As more facilities centralize their laboratory operations as a way to cut costs, preanalytical errors due to specimen transportation issues could be rise. Currently, there are no specific regulatory constraints on monitoring temperature and/ or humidity during sample transportation; however, studies show that depending upon the length of time and pressure and humidity involved, these external environment could influence the integrity, and therefore the result accuracy, of transported samples. Inaccurate test results could lead to delay in treatment or treatment errors that might harm patients, which also increase the organization’s liability and threaten the medical licensure and/ or the organization livelihood.

Quality Improvement or Performance Improvement program addressing these pre-analytical errors combined with appropriate training and tools to mitigate the errors by tracking the time points related to the sample transportation would improve patient care quality and safety. As part of a good quality management system, laboratories should track the preanalytical errors made each month and categorize them to make designing improvement efforts easier.

Suggested reading:

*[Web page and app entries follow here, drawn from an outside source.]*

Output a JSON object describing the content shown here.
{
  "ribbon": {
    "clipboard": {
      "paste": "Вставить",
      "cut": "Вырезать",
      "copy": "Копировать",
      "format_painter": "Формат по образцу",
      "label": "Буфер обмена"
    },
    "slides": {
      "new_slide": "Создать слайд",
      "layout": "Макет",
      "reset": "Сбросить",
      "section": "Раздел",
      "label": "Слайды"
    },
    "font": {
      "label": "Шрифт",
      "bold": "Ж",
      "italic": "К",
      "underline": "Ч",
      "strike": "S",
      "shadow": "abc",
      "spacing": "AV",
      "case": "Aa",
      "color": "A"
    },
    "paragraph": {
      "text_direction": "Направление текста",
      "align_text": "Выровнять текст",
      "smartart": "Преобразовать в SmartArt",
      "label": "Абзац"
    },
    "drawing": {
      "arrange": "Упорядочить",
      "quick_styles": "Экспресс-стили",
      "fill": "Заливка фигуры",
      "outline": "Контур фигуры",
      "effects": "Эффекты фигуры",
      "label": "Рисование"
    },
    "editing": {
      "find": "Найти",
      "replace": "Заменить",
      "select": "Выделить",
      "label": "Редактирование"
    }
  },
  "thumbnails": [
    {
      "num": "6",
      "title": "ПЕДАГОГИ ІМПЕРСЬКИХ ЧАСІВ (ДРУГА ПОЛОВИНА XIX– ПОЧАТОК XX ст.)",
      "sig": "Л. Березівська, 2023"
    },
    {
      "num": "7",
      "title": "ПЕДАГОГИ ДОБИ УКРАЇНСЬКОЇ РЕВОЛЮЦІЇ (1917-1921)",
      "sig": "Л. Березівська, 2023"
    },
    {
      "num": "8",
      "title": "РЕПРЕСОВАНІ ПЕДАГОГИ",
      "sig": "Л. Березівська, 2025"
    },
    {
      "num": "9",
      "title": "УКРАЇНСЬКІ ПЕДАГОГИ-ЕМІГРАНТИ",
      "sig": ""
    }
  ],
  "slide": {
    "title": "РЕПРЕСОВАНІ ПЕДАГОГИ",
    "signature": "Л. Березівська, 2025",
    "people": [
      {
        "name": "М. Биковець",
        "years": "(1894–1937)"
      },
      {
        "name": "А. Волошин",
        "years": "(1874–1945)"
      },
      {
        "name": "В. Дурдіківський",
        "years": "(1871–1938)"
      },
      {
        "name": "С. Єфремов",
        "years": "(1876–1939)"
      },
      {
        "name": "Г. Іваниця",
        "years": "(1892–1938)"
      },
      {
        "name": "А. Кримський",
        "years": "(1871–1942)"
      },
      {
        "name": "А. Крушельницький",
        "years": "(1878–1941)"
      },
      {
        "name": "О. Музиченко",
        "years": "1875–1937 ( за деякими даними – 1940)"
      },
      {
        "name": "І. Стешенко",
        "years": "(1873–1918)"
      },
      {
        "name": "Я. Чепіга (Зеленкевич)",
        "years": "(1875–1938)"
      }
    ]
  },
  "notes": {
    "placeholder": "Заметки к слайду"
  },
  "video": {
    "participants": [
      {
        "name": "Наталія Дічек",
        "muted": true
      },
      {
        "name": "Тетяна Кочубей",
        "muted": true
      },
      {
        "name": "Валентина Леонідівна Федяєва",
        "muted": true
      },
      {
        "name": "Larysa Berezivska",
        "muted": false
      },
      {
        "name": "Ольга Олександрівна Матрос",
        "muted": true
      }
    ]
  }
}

Felder, R. A. (2011). Preanalytical errors introduced by sample-transportation systems: A means to assess them. Clinical Chemistry, 57(10):1349-1350.

Plebani, M., & Piva, E. (2010). Medical errors: Pre-analytical issue in patient safety. Journal of Medical Biochemistry, 29(4):310.

Carraro, P., Zago, T., & Plebani, M. (2012). Exploring the initial steps of the testing process: Frequency and nature of pre-preanalytic errors. Clinical Chemistry, 58(3):638-42.

Plebani, M. (2012). Pre-analytical errors and patient safety. Journal of Medical Biochemistry, 31(4):265.

Tiwari AK, Pandey P, Dixit S, Raina V (2011). Speed of sample transportation by a pneumatic tube system can influence the degree of hemolysis. Clin Chem Lab Med. Nov 10;50(3):471-4.

Zaninotto, M (2012) Effect of Sample Transportation on Commonly Requested Laboratory Tests. Clinical Chemistry and Laboratory Medicine, 50(10):1755-1760


Information on policies or practices are solely from my personal experience ONLY and have NO relation to my affiliation with any regulatory or government agency.


-Caroline Satyadi, MT(ASCP), SM, DLM, SLS, MBA, MS, CQA (ASQ) has been a laboratory management professional for over 25 years. She has worked with several different medical industries for CLIA/CMS, FDA/ICH/ISO, TJC/CAP/COLA/HFAP accreditation survey readiness.